## What to produce
A single figure is wanted: the count of lines below containing the string "JSON".

[Interface dataset entries]
______

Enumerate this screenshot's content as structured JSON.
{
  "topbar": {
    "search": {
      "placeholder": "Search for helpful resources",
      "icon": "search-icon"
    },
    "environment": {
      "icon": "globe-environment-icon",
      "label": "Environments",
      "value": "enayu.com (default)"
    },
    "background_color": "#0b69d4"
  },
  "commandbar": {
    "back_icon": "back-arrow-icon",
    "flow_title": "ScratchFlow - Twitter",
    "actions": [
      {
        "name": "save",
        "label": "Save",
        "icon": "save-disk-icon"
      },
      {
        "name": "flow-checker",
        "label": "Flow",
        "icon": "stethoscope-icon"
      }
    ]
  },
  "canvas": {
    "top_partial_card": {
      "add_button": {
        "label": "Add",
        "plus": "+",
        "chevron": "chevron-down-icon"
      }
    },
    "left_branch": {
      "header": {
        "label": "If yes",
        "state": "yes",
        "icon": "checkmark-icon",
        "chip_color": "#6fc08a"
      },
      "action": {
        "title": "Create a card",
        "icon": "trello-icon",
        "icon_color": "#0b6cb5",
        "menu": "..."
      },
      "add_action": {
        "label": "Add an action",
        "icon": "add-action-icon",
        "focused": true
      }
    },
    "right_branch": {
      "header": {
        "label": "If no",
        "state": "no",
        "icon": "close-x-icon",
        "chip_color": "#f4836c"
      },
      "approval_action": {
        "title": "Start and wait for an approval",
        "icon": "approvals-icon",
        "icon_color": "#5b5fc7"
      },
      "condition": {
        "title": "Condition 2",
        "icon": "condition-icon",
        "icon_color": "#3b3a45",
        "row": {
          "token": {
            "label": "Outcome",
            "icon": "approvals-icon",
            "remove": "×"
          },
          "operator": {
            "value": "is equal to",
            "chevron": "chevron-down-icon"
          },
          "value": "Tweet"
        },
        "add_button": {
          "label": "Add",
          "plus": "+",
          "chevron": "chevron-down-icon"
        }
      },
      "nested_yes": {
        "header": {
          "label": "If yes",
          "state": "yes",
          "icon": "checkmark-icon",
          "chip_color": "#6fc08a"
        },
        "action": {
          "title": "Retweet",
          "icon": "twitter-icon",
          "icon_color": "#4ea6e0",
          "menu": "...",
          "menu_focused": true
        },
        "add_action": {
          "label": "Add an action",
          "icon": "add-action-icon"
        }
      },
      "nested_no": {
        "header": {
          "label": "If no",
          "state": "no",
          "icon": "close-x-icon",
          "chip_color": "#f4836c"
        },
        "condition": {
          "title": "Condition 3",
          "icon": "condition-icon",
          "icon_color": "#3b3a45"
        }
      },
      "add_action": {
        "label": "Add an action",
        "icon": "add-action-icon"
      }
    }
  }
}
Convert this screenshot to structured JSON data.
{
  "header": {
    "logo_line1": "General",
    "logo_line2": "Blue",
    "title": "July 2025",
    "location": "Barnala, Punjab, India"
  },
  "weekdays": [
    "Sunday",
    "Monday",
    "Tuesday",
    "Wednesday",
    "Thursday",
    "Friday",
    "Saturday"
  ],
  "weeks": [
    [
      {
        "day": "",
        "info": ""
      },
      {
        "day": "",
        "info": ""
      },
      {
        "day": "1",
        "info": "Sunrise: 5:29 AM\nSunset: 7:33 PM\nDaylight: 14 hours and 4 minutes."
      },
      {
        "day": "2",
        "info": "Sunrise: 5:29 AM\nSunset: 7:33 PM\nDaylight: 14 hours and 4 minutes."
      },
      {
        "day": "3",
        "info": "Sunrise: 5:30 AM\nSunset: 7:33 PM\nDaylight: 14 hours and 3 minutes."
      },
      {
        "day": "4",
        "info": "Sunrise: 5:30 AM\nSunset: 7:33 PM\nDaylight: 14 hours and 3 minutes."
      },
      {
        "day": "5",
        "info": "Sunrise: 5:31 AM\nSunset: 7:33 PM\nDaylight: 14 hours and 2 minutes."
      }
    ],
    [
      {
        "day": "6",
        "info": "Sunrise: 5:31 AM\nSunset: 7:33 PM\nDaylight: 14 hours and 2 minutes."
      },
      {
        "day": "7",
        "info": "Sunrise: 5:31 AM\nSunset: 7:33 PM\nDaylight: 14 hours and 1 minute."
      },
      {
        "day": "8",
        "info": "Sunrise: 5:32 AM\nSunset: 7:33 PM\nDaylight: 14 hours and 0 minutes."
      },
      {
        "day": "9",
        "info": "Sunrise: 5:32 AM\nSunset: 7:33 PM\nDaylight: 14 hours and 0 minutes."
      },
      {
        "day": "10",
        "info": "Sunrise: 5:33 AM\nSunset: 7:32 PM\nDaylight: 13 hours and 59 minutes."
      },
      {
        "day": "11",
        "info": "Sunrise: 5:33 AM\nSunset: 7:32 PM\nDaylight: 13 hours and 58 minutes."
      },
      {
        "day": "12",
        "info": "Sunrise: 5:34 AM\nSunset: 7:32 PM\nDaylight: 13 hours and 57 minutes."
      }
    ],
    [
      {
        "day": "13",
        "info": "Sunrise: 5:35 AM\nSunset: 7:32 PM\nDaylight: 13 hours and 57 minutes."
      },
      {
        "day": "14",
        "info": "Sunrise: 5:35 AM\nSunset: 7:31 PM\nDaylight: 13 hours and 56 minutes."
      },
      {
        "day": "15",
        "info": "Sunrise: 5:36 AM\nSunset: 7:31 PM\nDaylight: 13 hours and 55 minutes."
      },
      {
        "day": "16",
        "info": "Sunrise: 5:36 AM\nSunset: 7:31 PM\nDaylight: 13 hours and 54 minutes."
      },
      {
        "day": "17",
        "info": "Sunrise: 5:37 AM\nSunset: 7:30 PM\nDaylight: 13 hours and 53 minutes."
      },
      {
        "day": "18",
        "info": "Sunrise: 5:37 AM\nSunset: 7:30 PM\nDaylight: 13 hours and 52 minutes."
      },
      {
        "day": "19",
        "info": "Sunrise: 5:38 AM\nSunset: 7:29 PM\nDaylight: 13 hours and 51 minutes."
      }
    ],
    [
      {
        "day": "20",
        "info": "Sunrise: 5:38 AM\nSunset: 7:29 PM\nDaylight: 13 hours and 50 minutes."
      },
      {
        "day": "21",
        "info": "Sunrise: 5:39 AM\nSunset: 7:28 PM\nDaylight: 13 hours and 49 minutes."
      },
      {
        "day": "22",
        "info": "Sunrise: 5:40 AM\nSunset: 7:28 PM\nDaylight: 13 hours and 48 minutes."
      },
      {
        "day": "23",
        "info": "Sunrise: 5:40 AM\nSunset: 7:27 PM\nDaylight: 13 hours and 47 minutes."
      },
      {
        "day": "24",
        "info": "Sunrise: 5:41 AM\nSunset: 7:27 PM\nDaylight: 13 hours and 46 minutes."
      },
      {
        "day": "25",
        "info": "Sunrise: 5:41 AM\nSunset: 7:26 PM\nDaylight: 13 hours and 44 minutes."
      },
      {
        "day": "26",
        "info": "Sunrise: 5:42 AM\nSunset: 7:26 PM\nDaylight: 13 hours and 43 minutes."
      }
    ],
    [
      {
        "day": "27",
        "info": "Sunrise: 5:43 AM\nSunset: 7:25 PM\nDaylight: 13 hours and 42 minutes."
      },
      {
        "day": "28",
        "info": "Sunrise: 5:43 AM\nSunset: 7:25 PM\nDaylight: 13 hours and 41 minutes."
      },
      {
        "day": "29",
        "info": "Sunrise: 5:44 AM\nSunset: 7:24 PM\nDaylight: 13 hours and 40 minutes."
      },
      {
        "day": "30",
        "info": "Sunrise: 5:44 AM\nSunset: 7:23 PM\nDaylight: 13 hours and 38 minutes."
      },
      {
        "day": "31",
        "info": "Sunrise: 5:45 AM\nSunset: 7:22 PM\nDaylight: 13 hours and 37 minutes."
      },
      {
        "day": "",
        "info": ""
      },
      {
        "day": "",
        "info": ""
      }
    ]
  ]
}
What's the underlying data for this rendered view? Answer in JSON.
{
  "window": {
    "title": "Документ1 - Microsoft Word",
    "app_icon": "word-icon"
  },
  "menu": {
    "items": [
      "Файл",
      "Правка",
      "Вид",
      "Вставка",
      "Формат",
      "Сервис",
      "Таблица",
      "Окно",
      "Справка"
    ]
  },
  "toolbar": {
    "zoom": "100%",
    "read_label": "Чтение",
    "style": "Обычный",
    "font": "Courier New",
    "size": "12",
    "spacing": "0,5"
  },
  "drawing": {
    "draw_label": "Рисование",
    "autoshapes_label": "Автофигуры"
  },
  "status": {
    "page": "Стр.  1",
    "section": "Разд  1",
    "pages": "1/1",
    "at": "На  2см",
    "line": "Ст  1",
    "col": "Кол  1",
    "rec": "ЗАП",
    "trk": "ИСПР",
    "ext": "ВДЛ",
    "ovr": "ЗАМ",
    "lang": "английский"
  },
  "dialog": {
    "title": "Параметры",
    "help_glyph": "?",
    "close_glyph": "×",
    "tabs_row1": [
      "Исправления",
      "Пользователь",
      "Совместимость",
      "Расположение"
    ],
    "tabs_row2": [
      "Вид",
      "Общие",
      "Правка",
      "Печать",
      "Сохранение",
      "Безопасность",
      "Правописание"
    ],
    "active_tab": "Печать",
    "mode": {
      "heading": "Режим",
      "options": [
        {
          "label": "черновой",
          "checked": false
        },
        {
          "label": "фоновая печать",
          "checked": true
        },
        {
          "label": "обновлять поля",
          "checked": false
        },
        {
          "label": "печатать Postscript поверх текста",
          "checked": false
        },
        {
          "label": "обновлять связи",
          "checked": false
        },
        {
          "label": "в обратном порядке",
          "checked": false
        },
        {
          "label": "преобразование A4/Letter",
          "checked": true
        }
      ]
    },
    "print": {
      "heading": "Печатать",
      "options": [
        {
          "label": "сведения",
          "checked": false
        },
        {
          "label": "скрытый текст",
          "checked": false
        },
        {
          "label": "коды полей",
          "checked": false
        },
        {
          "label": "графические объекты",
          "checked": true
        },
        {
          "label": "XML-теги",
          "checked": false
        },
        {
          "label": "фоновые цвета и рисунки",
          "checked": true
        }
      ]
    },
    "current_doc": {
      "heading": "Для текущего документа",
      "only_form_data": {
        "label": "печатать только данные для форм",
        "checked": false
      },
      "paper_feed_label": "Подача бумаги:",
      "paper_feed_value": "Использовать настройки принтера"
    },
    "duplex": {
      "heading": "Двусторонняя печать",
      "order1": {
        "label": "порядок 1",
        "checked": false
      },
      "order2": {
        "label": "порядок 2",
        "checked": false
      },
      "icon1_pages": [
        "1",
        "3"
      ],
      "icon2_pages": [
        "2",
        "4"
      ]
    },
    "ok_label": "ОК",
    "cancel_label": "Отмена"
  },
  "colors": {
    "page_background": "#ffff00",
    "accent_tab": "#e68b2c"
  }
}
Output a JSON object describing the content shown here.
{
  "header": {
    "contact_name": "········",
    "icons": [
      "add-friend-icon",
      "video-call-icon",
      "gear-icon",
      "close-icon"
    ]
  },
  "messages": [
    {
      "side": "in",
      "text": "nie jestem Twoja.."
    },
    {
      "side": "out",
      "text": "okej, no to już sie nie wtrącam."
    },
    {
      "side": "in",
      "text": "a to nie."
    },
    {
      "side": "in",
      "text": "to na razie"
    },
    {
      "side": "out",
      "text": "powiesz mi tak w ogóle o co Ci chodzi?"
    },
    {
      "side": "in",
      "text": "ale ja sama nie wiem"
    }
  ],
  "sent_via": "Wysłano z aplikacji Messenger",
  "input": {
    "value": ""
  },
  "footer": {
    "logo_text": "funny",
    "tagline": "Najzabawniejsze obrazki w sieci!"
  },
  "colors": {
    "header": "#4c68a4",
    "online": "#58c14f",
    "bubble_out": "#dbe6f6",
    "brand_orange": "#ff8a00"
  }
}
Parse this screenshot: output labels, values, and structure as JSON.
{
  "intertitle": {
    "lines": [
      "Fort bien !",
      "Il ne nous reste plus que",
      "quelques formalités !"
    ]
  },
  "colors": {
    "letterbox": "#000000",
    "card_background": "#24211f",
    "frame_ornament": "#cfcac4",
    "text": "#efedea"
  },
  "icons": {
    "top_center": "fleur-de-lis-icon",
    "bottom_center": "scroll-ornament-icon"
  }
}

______

## Written answer
5